SAFETY PROGRAM DESIGNS and implementations vary widely in industrial operations because they tend to reflect each organization’s operating environment and variety of exposures to losses that must be managed.
Adding to the variability in safety programs is the confusion surrounding which standards or guidelines to follow. In the last decade, the issue of best practices in safety program design has been addressed by standards-setting organizations around the world. And each one of their best practices programs outlines a different set of guidelines.
However, how well a program follows a format is not as important as whether the program components are effective in reducing risk. This article focuses upon the common themes in the many safety program best practice guidelines for evaluating program design and effectiveness. Safety program evaluations can take many forms, but all must carefully scrutinize each of the following eight common themes to ensure they are effectively integrated within the organization.
Any safety program designed for employee and visitor safety and property protection starts with active and committed senior management that support the programs necessary to protect their workers and facilities. Management support is demonstrated by providing an appropriate operating budget, requesting reports on the program’s progress, following up when any issues might develop and following the rules themselves.
Here are some questions to help evaluate management leadership.
• What safety metrics are communicated to top management?
• How is top management involved with continuous improvement of the written safety program?
• How is management “visible” with respect to reinforcing safety in the eyes of employees?
• How is safety reflected in management job descriptions and factored into appraisals?
• How are safety goals developed and how are they made to permeate the organization?
• How is safety budgeted in the framework of improving existing processes and implementing new processes?
• How are safety programs and procedures periodically audited for both activities and outcomes?
Help secure employee participation by soliciting their input, practicing the emergency plan, putting the plan in writing and assigning responsibilities to specific individuals.
For example, work with supervisors to assign someone on each shift the responsibility of returning your facility’s fire protection, detection and alarm signaling systems to operation when they go down.
Here are some questions to help evaluate employee participation.
• How are employees actively involved with safety for their respective areas/processes?
• How are employees involved in the planning process for operational changes with respect to safety?
• How is employee time managed with respect to safety program involvement?
• What incentives do employees have for participating in the safety program activities?
• How do management expectations of participation differ between new employees and experienced ones?
“Leading indicators” identify a negative change from expectations. Identifying the leading indicators for your particular operation and determining the underlying cause of why accidents happen allow management to take action in the form of policies, means, or methods.
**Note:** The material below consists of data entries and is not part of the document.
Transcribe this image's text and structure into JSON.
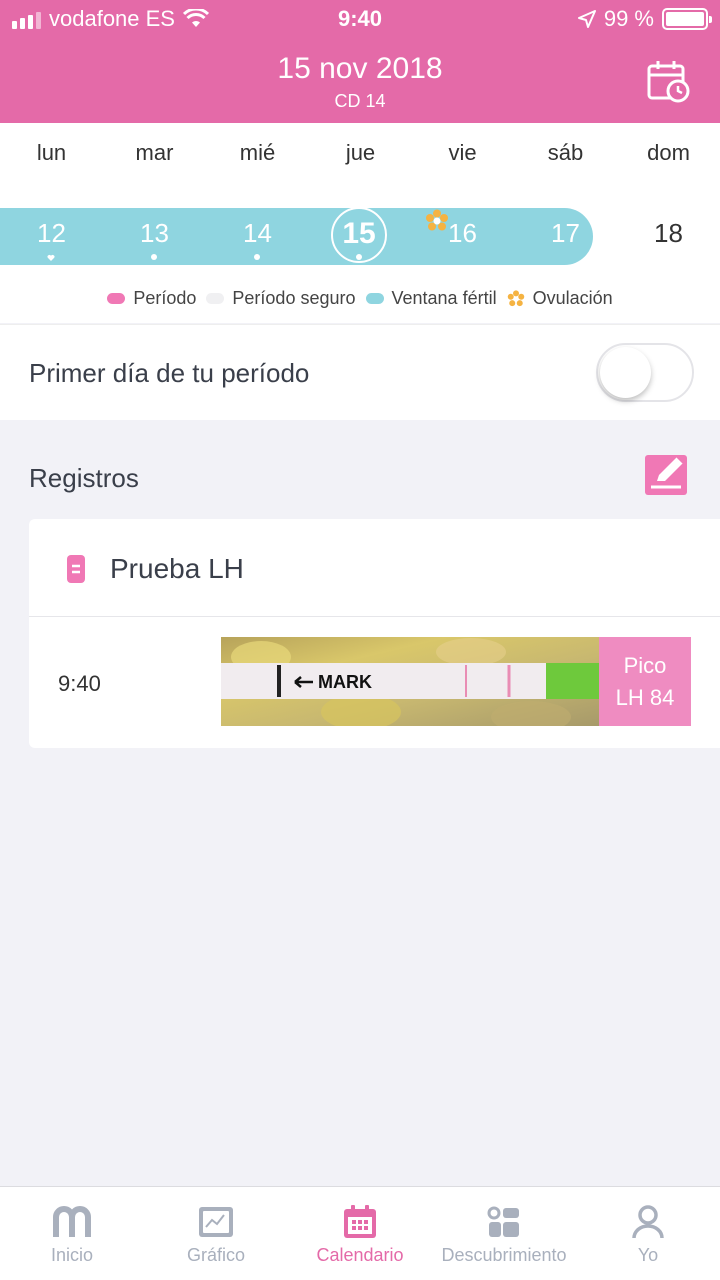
{
  "status_bar": {
    "carrier": "vodafone ES",
    "time": "9:40",
    "battery": "99 %"
  },
  "header": {
    "title": "15 nov 2018",
    "subtitle": "CD 14",
    "calendar_icon": "calendar-clock-icon"
  },
  "week": {
    "days": [
      "lun",
      "mar",
      "mié",
      "jue",
      "vie",
      "sáb",
      "dom"
    ],
    "dates": [
      "12",
      "13",
      "14",
      "15",
      "16",
      "17",
      "18"
    ],
    "selected": "15"
  },
  "legend": {
    "period": "Período",
    "safe": "Período seguro",
    "fertile": "Ventana fértil",
    "ovulation": "Ovulación"
  },
  "toggle": {
    "label": "Primer día de tu período",
    "on": false
  },
  "records": {
    "title": "Registros",
    "card_title": "Prueba LH",
    "entry_time": "9:40",
    "badge_line1": "Pico",
    "badge_line2": "LH 84",
    "strip_text": "MARK"
  },
  "nav": {
    "items": [
      {
        "label": "Inicio",
        "icon": "home-arch-icon"
      },
      {
        "label": "Gráfico",
        "icon": "chart-icon"
      },
      {
        "label": "Calendario",
        "icon": "calendar-icon"
      },
      {
        "label": "Descubrimiento",
        "icon": "discover-icon"
      },
      {
        "label": "Yo",
        "icon": "profile-icon"
      }
    ],
    "active": "Calendario"
  },
  "colors": {
    "brand_pink": "#e46aa8",
    "fertile_blue": "#8fd5e0",
    "ovulation_orange": "#f5b342",
    "badge_pink": "#ef8cc1"
  }
}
For example, does a sudden increase in problems identified in monthly inspections indicate a greater likelihood of cuts, rashes or burns from equipment placement problems, inappropriate use of safety equipment or the condoning of horseplay?
• What components of your safety program are regularly measured?
• How is the quality of program components factored into the measurement system?
• How is the degree of risk reduction related to safety projects captured?
• What metrics are regularly captured, tracked, and communicated, e.g., days away or transferred case incident rate, workers compensation losses, open claims and finally, injury frequency?
• How are employees involved in developing the metrics by which they might be measured, e.g., behavioral safety data?